3/10/2008 Colloquium - Jack Dorning
Title: A Century of Reactor Kinetics and Reactor Dynamics
Date: Mar 10, 2008
Location: 3105 Etcheverry Hall
The development of nuclear reactor kinetics and nuclear reactor dynamics during the twentieth century will be reviewed. The first part of this presentation was given in a previous colloquium – almost exactly a year ago. That talk began with the historical origins reactor kinetics in the 1930s and 1940s. The introduction of the time-dependent neutron diffusion equations and the point reactor kinetics equations for reactor analysis was chronicled, and the roles played by Enrico Fermi and Eugene Wigner were discussed. Subsequent derivations of more general point reactor kinetics equations – during the 1950s, 1960s and 1970s – also were summarized. Then the theory of pulsed neutron experiments, developed primarily in the 1960s and 1970s, was described with emphasis on the resolution of apparent contradictions between theory and experiment. Those events will be reviewed very briefly to set the scene for the second part of the talk which will comprise this colloquium – and will recount the development of elementary and advanced methods for space-time reactor kinetics analysis.
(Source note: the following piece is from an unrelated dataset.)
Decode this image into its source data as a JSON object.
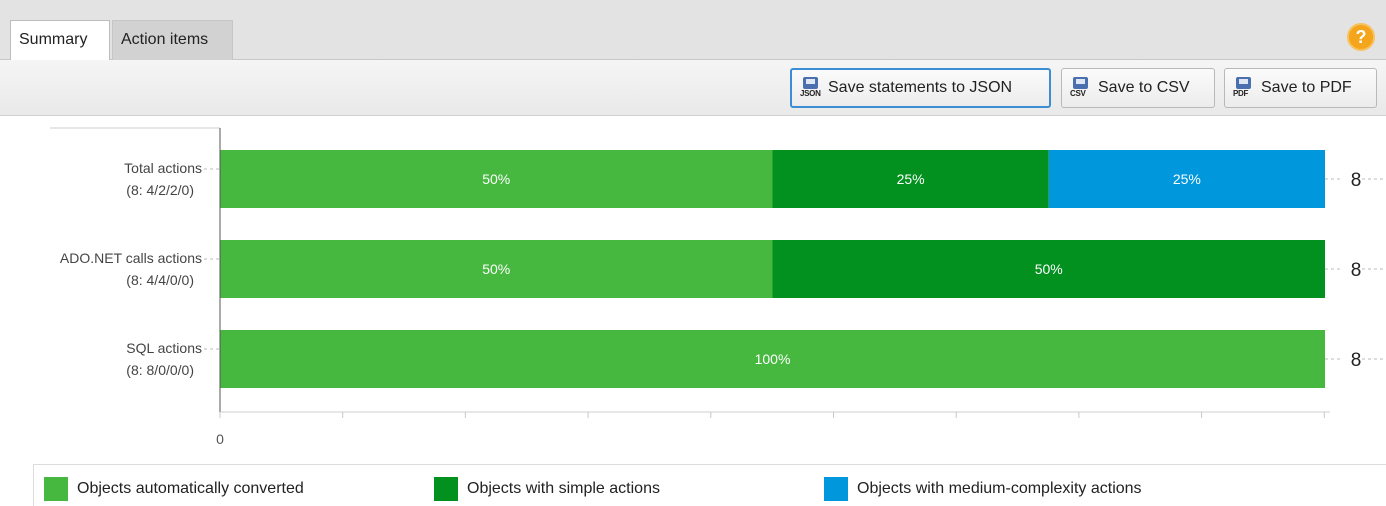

These will include traditional finite-difference methods (introduced from the 1940s onward); variational modal, synthesis, and related methods (developed primarily during the 1950s and 1960s); coarse-mesh and nodal methods (the 1970s and 1980s); homogenization theories for coarse-mesh and nodal space-time reactor kinetics calculations and point kinetics calculations (the 1970s, 1980s and 1990s); and adaptive model methods developed at the very turn of the century. The presentation will close with a short discussion of some thoughts on an analytical development that will lead to a theoretical framework in which space-time reactor kinetics models – both transport theory and diffusion theory – and the point reactor kinetics model will be used at various stages of a single reactor kinetics computation in a self-consistent adaptive model method.